One year my wife, my two young children and I spent Easter on the Big Island of Hawaii. We visited a local church that held an Easter egg hunt on a baseball field. Actually, it was more of a “harvest,” because hundreds of plastic eggs were tossed on top of the grass. After my kids collected more eggs than they’d ever had in their lives, church members handed out pieces of coffee ice cream and macadamia nut pie that filled a paper plate and stood 6-inches high. Needless to say, we skipped lunch. We did, however, snack on a rambutan, which looked like a sea urchin but tasted like liquid sunshine.
Our week on Hawaii was filled with walks on the beach, snorkeling, touring coffee farms and walking to a lava field. But it’s that Easter egg “hunt” that we remember most. Family vacations not only build life-long memories, they also break your family away from the mundane, opening your minds to new cultures, foods and experiences. And according to research, they are even good for your health!
One study in Sweden found that people who returned from a vacation were happier and more relaxed. That’s not really surprising. But these same folks were more productive at work and had closer family relationships.
I grew up in a family that didn’t vacation much. So when my wife and I had children, we decided to make family vacations a priority. We weren’t able to do something every year, but we budgeted and saved — not eating out and driving older model cars — until we had enough to get away. And as we enjoyed adventures together, we saw our intentionality in this area paying off in numerous ways. Here are a few we discovered.
Visiting a place is very different than reading about it or watching a TV special. You don’t know what makes New York City tick until you walk across the Brooklyn Bridge into Chinatown — and experience the colorful sights, smells (and words) of the city. Experiencing different locations through vacation allows your children’s curiosity to grow. It also sets the stage for meaningful conversations about the varied landscapes and people in God’s world.
Vacations gave us the opportunity to explore together. We investigated some of God’s coolest creations at Marvel Cave in Silver Dollar City and Talking Rocks Cavern. A trip to Colonial Williamsburg, Jamestown and Yorktown helped all of us come home with a better understanding of American history. (This trip happened just before they studied the time period in school.) And it was a soccer game on a Mexican beach during the World Cup that taught my son a love for fútbol … and the importance of wearing sunscreen. Vacations provide the backdrop for shared memories between parents and children, which cultivates a closer family bond.

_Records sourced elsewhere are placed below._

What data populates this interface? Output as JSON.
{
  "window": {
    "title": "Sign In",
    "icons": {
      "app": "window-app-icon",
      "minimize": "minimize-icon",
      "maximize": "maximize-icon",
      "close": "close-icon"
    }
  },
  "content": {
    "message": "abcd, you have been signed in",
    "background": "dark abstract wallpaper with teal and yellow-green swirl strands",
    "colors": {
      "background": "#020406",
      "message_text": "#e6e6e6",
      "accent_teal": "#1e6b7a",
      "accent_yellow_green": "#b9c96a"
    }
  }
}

Time to Unplug
A well-worn cliché asks, “How do kids spell love? T-I-M-E.” Vacations provide the quality time and the quantity time that kids desire. Kids feel loved and supported on vacation. My wife and I discovered that our children would tell us things on vacation that they wouldn’t say at home.
Another benefit of vacation is gaining a natural chance to unplug as a family. “Vacations provide an opportunity to escape busyness and engage with each other,” Focus on the Family’s vice president of parenting, Danny Huerta, says. “They could be great, and they could get messy. But vacations always have the opportunity for fun, which brings families together.”
At home, most families are constantly busy with activities. As much as we tried, as our kids grew older, we couldn’t always get them around the dinner table at night. It seemed like they were running all different directions — basketball practice, musical rehearsal, study groups.
On vacation there was nowhere to go, unless we went together. We maximized our time together by keeping cellphones off for at least part of the day and encouraging everyone to keep ear buds out and ears tuned in to each other. We also took the opportunity to talk about future goals and dreams we had for our family. Being out of the normal routine provided ample time for real conversations.
This point is obvious, but vacations are fun. They allow us time to relax, be silly and laugh together as a family. As the load from the daily grind falls from our shoulders, stress lightens. Life at home is filled with responsibilities; on vacation, life can be all joy.
And the Bible says joy is a good thing. Happiness fades. It’s a feeling. Joy is deeper. Joy goes with us. King Solomon had it right when he said, “I commend joy, for man has nothing better under the sun but to eat and drink and be joyful, for this will go with him in his toil through the days of his life that God has given him under the sun” (Ecclesiastes 8:15).
As parents, we toil. There are jobs to do, clothes to wash, errands to run and responsibilities to be kept. In the midst of these day-to-day responsibilities, we sometimes fail to pause and appreciate our families. That “pause” can be a weekend camping trip or a weeklong cruise. The key is to slow down and practice joy.
Joy from watching your kids delight in doing something new. Joy from having fun together as a family. Joy from observing God’s beautiful world and the many people He has created. Joy from experiencing something for the first time … together.
As parents, we work hard. God only gives us so many days on earth and with our kids. Using some of that time to vacation can be a great investment.